As many know, out-of-network providers have much different appeal rights with commercial plans than in-network providers. It is important to understand each health plan’s appeal procedure as well as time requirements for an appeal may vary. However, the appeal process is still one of the most important tools providers have to get paid in the current environment of reduced reimbursements, caps on the number and frequency of services, bundled payments based on specific codes, delayed payments, daily errors in claims processing leading to denied claims, claw backs, and the list goes on.

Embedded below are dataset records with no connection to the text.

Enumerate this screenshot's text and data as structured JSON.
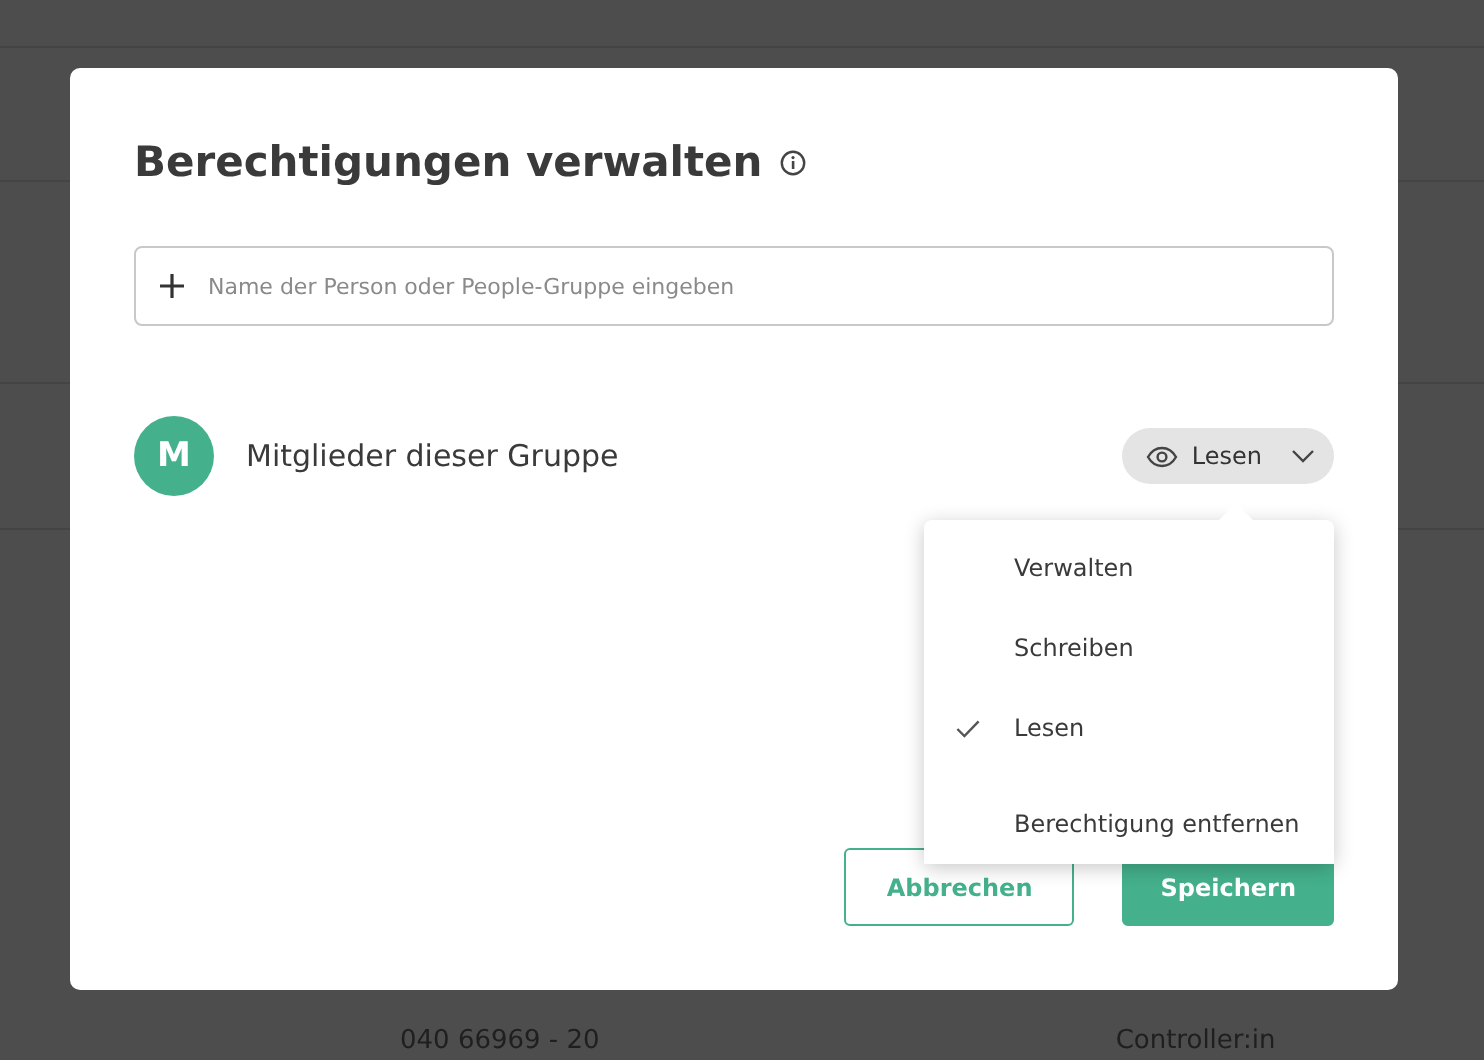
{
  "background": {
    "row_cells": [
      "040 66969 - 20",
      "Controller:in"
    ]
  },
  "dialog": {
    "title": "Berechtigungen verwalten",
    "search": {
      "placeholder": "Name der Person oder People-Gruppe eingeben"
    },
    "members": [
      {
        "initial": "M",
        "name": "Mitglieder dieser Gruppe",
        "color": "#44b08c",
        "permission": "Lesen",
        "expanded": true
      }
    ],
    "menu": [
      {
        "kind": "option",
        "label": "Verwalten",
        "selected": false
      },
      {
        "kind": "option",
        "label": "Schreiben",
        "selected": false
      },
      {
        "kind": "option",
        "label": "Lesen",
        "selected": true
      },
      {
        "kind": "action",
        "label": "Berechtigung entfernen"
      }
    ],
    "buttons": [
      {
        "kind": "secondary",
        "label": "Abbrechen"
      },
      {
        "kind": "primary",
        "label": "Speichern"
      }
    ]
  }
}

Presently, payment for healthcare services is governed by the use of thousands of codes which describe a specific medical activity. Payment is made on a fee for service basis based on the medical activity or service rendered. Capitation payments are also used in managed care in which providers are paid a lump sum per patient regardless of how many services the patient received. Increasingly, payment is being shifted to an episode of care concept and used interchangeably with bundled payments or case rate payments. These are generally defined on the basis of expected costs for clinically defined episodes of care. An episode of care can range from a few days to a year and the patient will receive care from multiple providers who treat a particular condition over the length of time it takes to address the specific ailment. An episode of care payment is a single price paid for all the services needed by a patient.

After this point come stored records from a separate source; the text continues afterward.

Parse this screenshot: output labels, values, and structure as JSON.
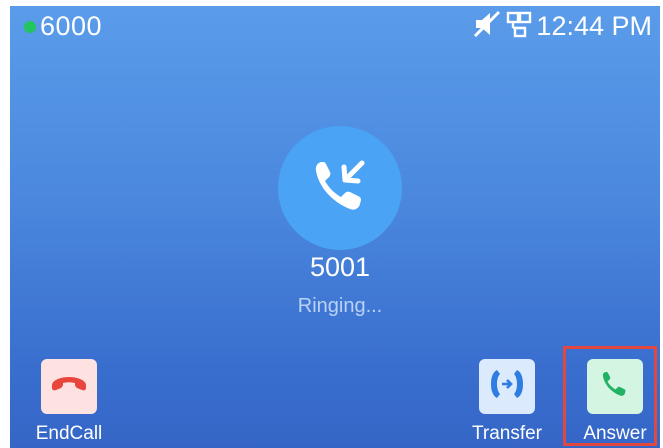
{
  "status_bar": {
    "extension": "6000",
    "time": "12:44 PM",
    "status_color": "#22c55e",
    "icons": [
      "mute-icon",
      "network-icon"
    ]
  },
  "call": {
    "number": "5001",
    "status": "Ringing...",
    "icon": "incoming-call-icon",
    "circle_color": "#4aa3f5"
  },
  "softkeys": {
    "endcall": {
      "label": "EndCall",
      "icon": "hangup-icon",
      "bg": "#fde2e1",
      "icon_color": "#e8463c"
    },
    "transfer": {
      "label": "Transfer",
      "icon": "transfer-icon",
      "bg": "#dceafe",
      "icon_color": "#2f7de1"
    },
    "answer": {
      "label": "Answer",
      "icon": "phone-answer-icon",
      "bg": "#d4f5e1",
      "icon_color": "#22b264"
    }
  },
  "highlight_color": "#e2483f"
}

Health law is the federal, state, and local law, rules, regulations and other jurisprudence among providers, payers and vendors to the healthcare industry and its patient and delivery of health care services; all with an emphasis on operations, regulatory and transactional legal issues.